**Problem to solve:** Report every line of the data where the string "icon" appears.

Records from a collection:
# # #

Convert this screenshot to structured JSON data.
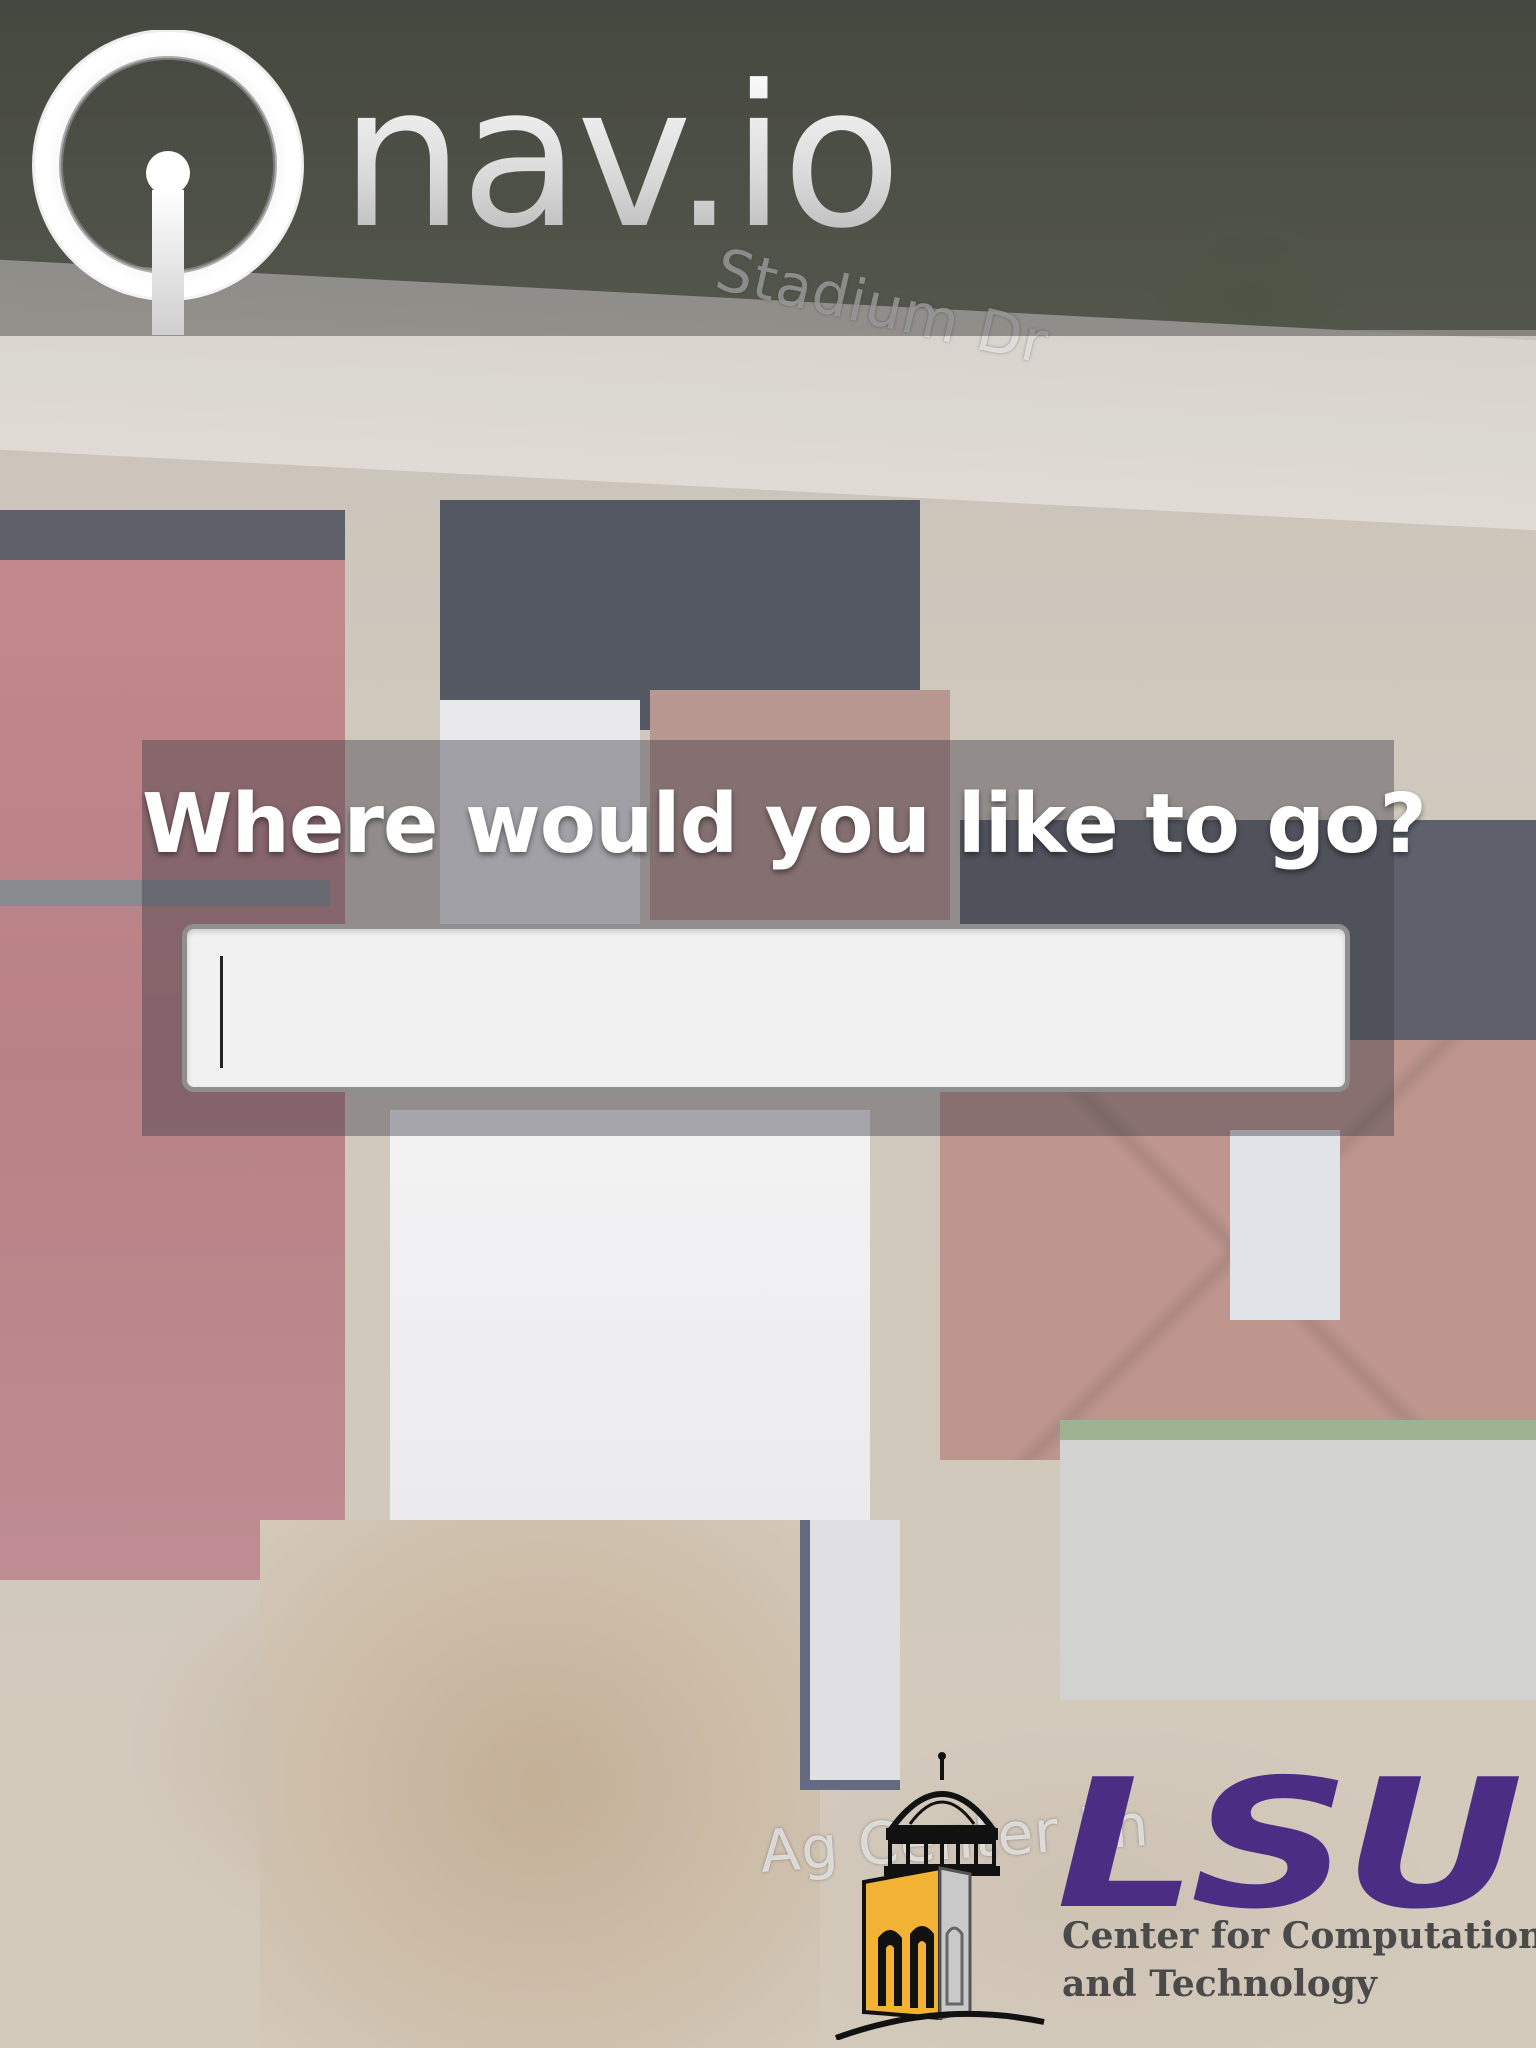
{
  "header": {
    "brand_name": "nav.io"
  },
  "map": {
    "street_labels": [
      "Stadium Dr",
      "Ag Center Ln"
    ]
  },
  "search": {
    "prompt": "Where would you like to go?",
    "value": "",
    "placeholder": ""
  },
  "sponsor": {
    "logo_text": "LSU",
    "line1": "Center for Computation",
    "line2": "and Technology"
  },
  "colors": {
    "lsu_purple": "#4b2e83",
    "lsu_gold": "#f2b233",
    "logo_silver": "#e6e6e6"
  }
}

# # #

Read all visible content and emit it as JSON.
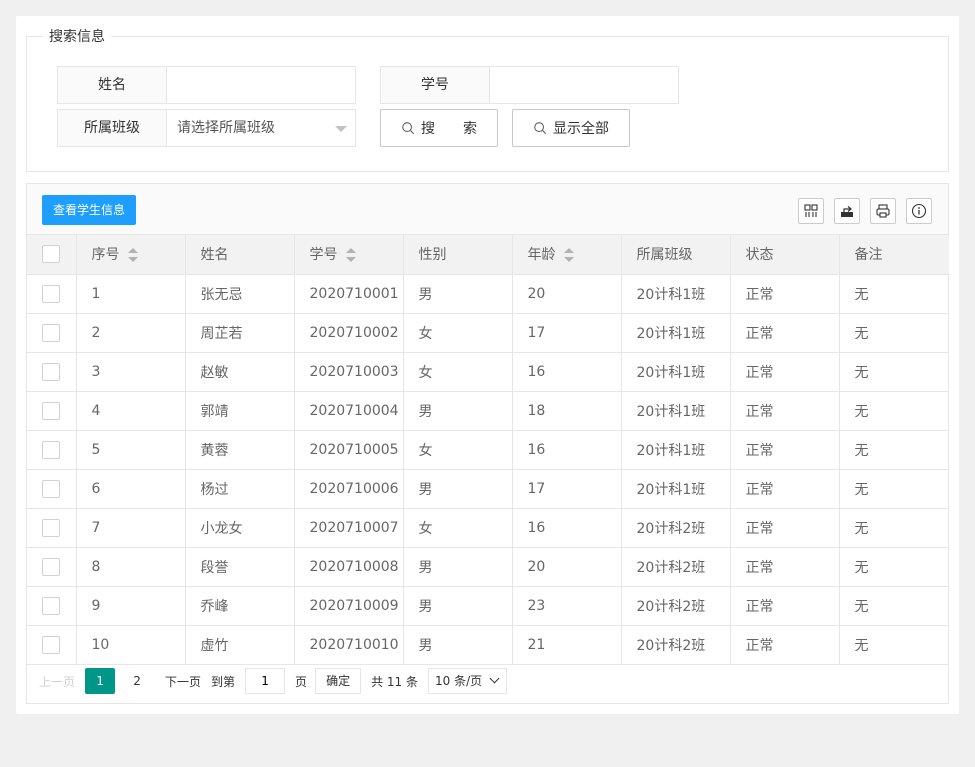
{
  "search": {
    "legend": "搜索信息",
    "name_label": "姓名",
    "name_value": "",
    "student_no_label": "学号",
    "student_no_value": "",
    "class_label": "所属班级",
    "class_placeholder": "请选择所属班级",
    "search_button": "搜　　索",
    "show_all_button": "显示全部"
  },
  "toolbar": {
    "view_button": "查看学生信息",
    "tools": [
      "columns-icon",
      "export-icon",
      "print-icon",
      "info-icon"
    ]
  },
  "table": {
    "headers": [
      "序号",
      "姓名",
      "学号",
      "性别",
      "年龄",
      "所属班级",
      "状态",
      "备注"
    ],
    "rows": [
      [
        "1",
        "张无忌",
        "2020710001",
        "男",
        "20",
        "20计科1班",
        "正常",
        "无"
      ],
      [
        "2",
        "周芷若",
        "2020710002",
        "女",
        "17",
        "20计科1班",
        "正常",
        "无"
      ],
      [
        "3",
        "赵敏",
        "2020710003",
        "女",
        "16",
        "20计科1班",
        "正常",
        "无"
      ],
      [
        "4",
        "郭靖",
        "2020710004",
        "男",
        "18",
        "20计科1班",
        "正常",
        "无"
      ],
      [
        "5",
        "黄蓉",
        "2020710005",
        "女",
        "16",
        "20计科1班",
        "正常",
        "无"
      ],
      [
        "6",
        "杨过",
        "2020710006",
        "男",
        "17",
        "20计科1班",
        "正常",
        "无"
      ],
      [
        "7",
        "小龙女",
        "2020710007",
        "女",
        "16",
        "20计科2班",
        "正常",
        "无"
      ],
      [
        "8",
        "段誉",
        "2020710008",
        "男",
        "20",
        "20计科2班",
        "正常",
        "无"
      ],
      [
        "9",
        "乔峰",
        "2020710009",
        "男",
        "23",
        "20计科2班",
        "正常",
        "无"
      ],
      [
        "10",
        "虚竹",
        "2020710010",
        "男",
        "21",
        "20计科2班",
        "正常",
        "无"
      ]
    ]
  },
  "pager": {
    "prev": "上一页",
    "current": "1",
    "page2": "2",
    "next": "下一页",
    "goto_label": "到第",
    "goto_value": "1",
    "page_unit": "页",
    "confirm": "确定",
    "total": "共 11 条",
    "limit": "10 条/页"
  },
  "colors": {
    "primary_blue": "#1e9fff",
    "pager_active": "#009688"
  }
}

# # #

**Written reply:**
      "columns-icon",
      "export-icon",
      "print-icon",
      "info-icon"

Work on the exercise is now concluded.